Friday, January 3, 2020

Day 3: Organize Your Physical Inbox

Now that you have prepared your physical desktop and computer desktop for future work, let's address some of the clutter found elsewhere. Today, we'll look at your physical inbox.

If you don't already have one, you need some sort of tray or shelf on which to put all incoming paper. This includes not only the things that arrive by mail, but also things that you have printed out from your printer, as well as material that has been given to you by other people you share a home with (if you don't live alone) or that you have brought home from a research trip. If you are sharing a home, you want to get your housemates into the habit of putting things into your inbox, and not in your chair nor on your desk nor on any other flat surface.  But even if you live alone, you have to train yourself to do this, too. To save some time later, it's fine for some things to skip the physical inbox and go directly into the trash, such as nearly all of the advertising circulars you receive in the mail.
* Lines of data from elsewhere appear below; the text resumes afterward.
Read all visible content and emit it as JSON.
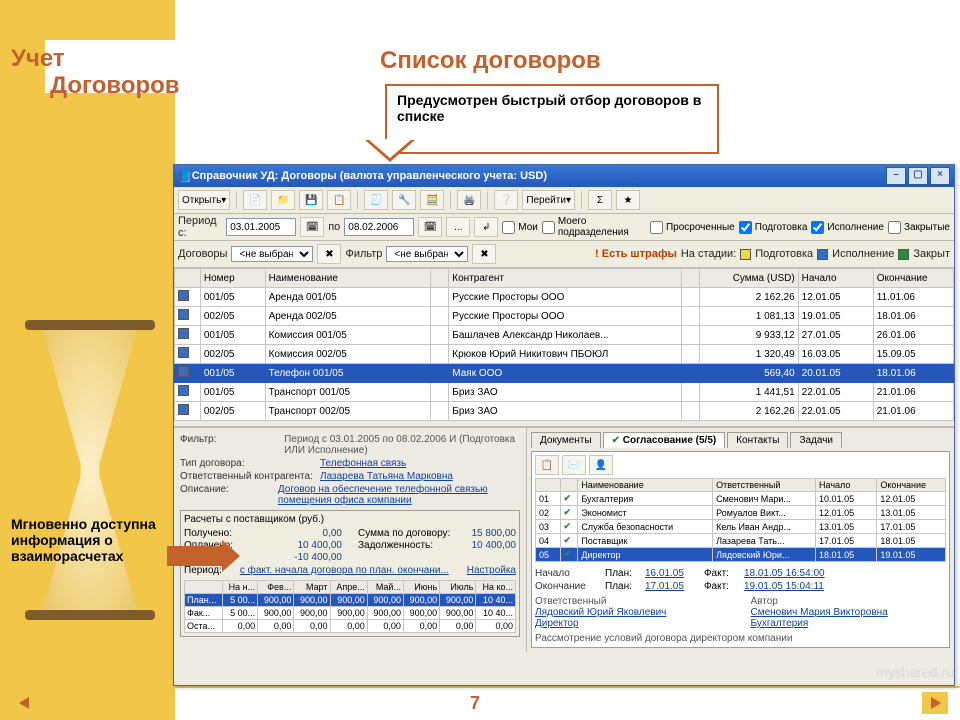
{
  "slide": {
    "logo1": "Учет",
    "logo2": "Договоров",
    "title": "Список договоров",
    "page_no": "7",
    "callout1": "Предусмотрен быстрый отбор договоров в списке",
    "callout2": "Мгновенно доступна информация о взаиморасчетах",
    "watermark": "myshared.ru"
  },
  "win": {
    "title": "Справочник УД: Договоры (валюта управленческого учета: USD)",
    "btn_open": "Открыть",
    "btn_goto": "Перейти",
    "period_from_label": "Период с:",
    "period_from": "03.01.2005",
    "period_to_label": "по",
    "period_to": "08.02.2006",
    "flt_mine": "Мои",
    "flt_dept": "Моего подразделения",
    "flt_overdue": "Просроченные",
    "flt_prep": "Подготовка",
    "flt_exec": "Исполнение",
    "flt_closed": "Закрытые",
    "contracts_label": "Договоры",
    "contracts_sel": "<не выбран>",
    "filter_label": "Фильтр",
    "filter_sel": "<не выбран>",
    "penalty_warn": "! Есть штрафы",
    "stage_label": "На стадии:",
    "stage_prep": "Подготовка",
    "stage_exec": "Исполнение",
    "stage_closed": "Закрыт"
  },
  "cols": {
    "num": "Номер",
    "name": "Наименование",
    "cparty": "Контрагент",
    "sum": "Сумма (USD)",
    "start": "Начало",
    "end": "Окончание"
  },
  "rows": [
    {
      "num": "001/05",
      "name": "Аренда 001/05",
      "cp": "Русские Просторы ООО",
      "sum": "2 162,26",
      "start": "12.01.05",
      "end": "11.01.06"
    },
    {
      "num": "002/05",
      "name": "Аренда 002/05",
      "cp": "Русские Просторы ООО",
      "sum": "1 081,13",
      "start": "19.01.05",
      "end": "18.01.06"
    },
    {
      "num": "001/05",
      "name": "Комиссия 001/05",
      "cp": "Башлачев Александр Николаев...",
      "sum": "9 933,12",
      "start": "27.01.05",
      "end": "26.01.06"
    },
    {
      "num": "002/05",
      "name": "Комиссия 002/05",
      "cp": "Крюков Юрий Никитович ПБОЮЛ",
      "sum": "1 320,49",
      "start": "16.03.05",
      "end": "15.09.05"
    },
    {
      "num": "001/05",
      "name": "Телефон 001/05",
      "cp": "Маяк ООО",
      "sum": "569,40",
      "start": "20.01.05",
      "end": "18.01.06"
    },
    {
      "num": "001/05",
      "name": "Транспорт 001/05",
      "cp": "Бриз ЗАО",
      "sum": "1 441,51",
      "start": "22.01.05",
      "end": "21.01.06"
    },
    {
      "num": "002/05",
      "name": "Транспорт 002/05",
      "cp": "Бриз ЗАО",
      "sum": "2 162,26",
      "start": "22.01.05",
      "end": "21.01.06"
    }
  ],
  "detail": {
    "filter_label": "Фильтр:",
    "filter_text": "Период с 03.01.2005 по 08.02.2006 И (Подготовка ИЛИ Исполнение)",
    "type_label": "Тип договора:",
    "type_val": "Телефонная связь",
    "resp_label": "Ответственный контрагента:",
    "resp_val": "Лазарева Татьяна Марковна",
    "desc_label": "Описание:",
    "desc_val": "Договор на обеспечение телефонной связью помещения офиса компании"
  },
  "calc": {
    "title": "Расчеты с поставщиком (руб.)",
    "received_label": "Получено:",
    "received": "0,00",
    "paid_label": "Оплачено:",
    "paid": "10 400,00",
    "balance_label": "Остаток:",
    "balance": "-10 400,00",
    "bysum_label": "Сумма по договору:",
    "bysum": "15 800,00",
    "debt_label": "Задолженность:",
    "debt": "10 400,00",
    "period_label": "Период:",
    "period_val": "с факт. начала договора по план. окончани...",
    "settings": "Настройка"
  },
  "months": {
    "headers": [
      "",
      "На н...",
      "Фев...",
      "Март",
      "Апре...",
      "Май...",
      "Июнь",
      "Июль",
      "На ко..."
    ],
    "rows": [
      {
        "label": "План...",
        "v": [
          "5 00...",
          "900,00",
          "900,00",
          "900,00",
          "900,00",
          "900,00",
          "900,00",
          "10 40..."
        ]
      },
      {
        "label": "Фак...",
        "v": [
          "5 00...",
          "900,00",
          "900,00",
          "900,00",
          "900,00",
          "900,00",
          "900,00",
          "10 40..."
        ]
      },
      {
        "label": "Оста...",
        "v": [
          "0,00",
          "0,00",
          "0,00",
          "0,00",
          "0,00",
          "0,00",
          "0,00",
          "0,00"
        ]
      }
    ]
  },
  "tabs": {
    "docs": "Документы",
    "appr": "Согласование (5/5)",
    "contacts": "Контакты",
    "tasks": "Задачи"
  },
  "appr_cols": {
    "name": "Наименование",
    "resp": "Ответственный",
    "start": "Начало",
    "end": "Окончание"
  },
  "appr_rows": [
    {
      "n": "01",
      "name": "Бухгалтерия",
      "resp": "Сменович Мари...",
      "start": "10.01.05",
      "end": "12.01.05"
    },
    {
      "n": "02",
      "name": "Экономист",
      "resp": "Ромуалов Викт...",
      "start": "12.01.05",
      "end": "13.01.05"
    },
    {
      "n": "03",
      "name": "Служба безопасности",
      "resp": "Кель Иван Андр...",
      "start": "13.01.05",
      "end": "17.01.05"
    },
    {
      "n": "04",
      "name": "Поставщик",
      "resp": "Лазарева Тать...",
      "start": "17.01.05",
      "end": "18.01.05"
    },
    {
      "n": "05",
      "name": "Директор",
      "resp": "Лядовский Юри...",
      "start": "18.01.05",
      "end": "19.01.05"
    }
  ],
  "appr_detail": {
    "start_label": "Начало",
    "start_plan_l": "План:",
    "start_plan": "16.01.05",
    "start_fact_l": "Факт:",
    "start_fact": "18.01.05 16:54:00",
    "end_label": "Окончание",
    "end_plan": "17.01.05",
    "end_fact": "19.01.05 15:04:11",
    "resp_l": "Ответственный",
    "author_l": "Автор",
    "resp_v": "Лядовский Юрий Яковлевич",
    "author_v": "Сменович Мария Викторовна",
    "org_l": "Директор",
    "org_v": "Бухгалтерия",
    "note": "Рассмотрение условий договора директором компании"
  }
}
Once you have a physical inbox, you'll want to make clearing it out a regular routine, either daily or every few days (if you're not receiving anything time-sensitive by mail, you can probably do this clearing once a week).  If you already have an inbox, and it is already overflowing with things to deal with, then find a folder or some other place to put the current stack (yes, you're still going to address what is in it, at least eventually), and then start from scratch with an empty inbox so that you won't feel overwhelmed with dealing with it. 
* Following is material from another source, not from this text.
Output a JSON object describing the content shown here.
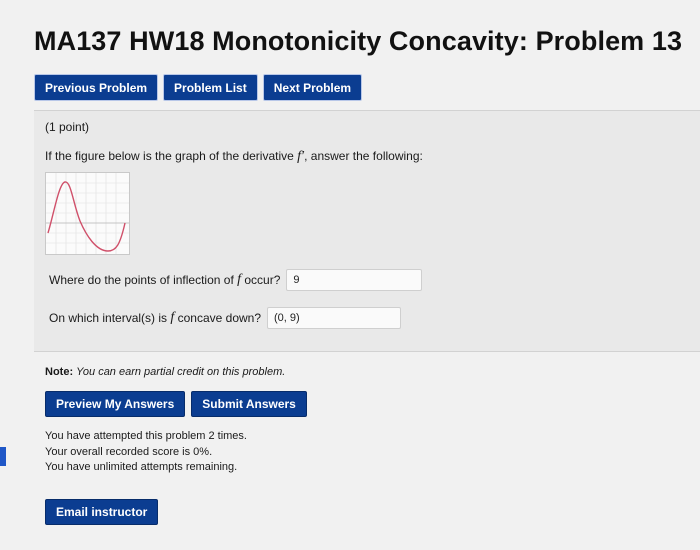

Once things are in your physical inbox, and you have reached the regular time you've set aside to deal with it, then that is when you can throw some things away (so you probably want the trashcan near the inbox), scan some items so that you can then deal with only the digital files and throw away the paper versions (unless they are worth preserving), put other papers into file folders (which we'll address in a few days), and finally put the remainder into project folders for active use.  If the items you're going to throw away have any personal information on them (such as financial account numbers), make sure to have a nearby shredder so that you can feel safer about discarding these documents.

If you don't already own a physical inbox and a shredder, this is a good time to invest in them!  Nearby can be your office trashcan and a stapler. Put the inbox somewhere (such as on a side table) where it is not in your direct line of sight when you are using your physical desktop and computer. You don't want to be distracted by it. 


  1. Rather than the trash can, my paper recycle bin resides below my inbox. In my office I find that I discard more paper than anything else.

    1. If the paper is blank on one side I use it for notes

  2. I have what I call a Gross Sort and a Fine Sort. A Gross Sort would be for a general topic (censuses). A Fine Sort would be for specific files (John Doe). I have over-the-door hanging file pockets for the Gross Sort, and specific files in Decoflex boxes for the Fine Sort. I usually go through the Gross Sort once a year and get everything into those specific files; it can take several days.

  3. I use a vertical file sorter as opposed to a flat box